What you will do: Look through the records that follow. Copy every line containing the word "variant".
══ Data for processing
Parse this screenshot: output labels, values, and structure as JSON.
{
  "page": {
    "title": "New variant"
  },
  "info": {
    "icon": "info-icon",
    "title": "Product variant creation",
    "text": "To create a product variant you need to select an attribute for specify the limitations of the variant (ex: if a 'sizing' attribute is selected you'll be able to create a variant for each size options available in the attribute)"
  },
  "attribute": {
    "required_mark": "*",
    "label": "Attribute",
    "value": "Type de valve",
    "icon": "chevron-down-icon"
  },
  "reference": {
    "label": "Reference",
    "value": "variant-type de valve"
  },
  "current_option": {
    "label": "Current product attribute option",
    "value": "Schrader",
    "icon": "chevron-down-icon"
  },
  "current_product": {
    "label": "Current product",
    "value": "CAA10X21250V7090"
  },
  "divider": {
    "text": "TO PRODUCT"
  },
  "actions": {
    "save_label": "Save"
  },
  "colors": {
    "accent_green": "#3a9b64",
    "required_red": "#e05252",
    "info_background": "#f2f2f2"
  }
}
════
Task output:
    "title": "New variant"
    "title": "Product variant creation",
    "text": "To create a product variant you need to select an attribute for specify the limitations of the variant (ex: if a 'sizing' attribute is selected you'll be able to create a variant for each size options available in the attribute)"
    "value": "variant-type de valve"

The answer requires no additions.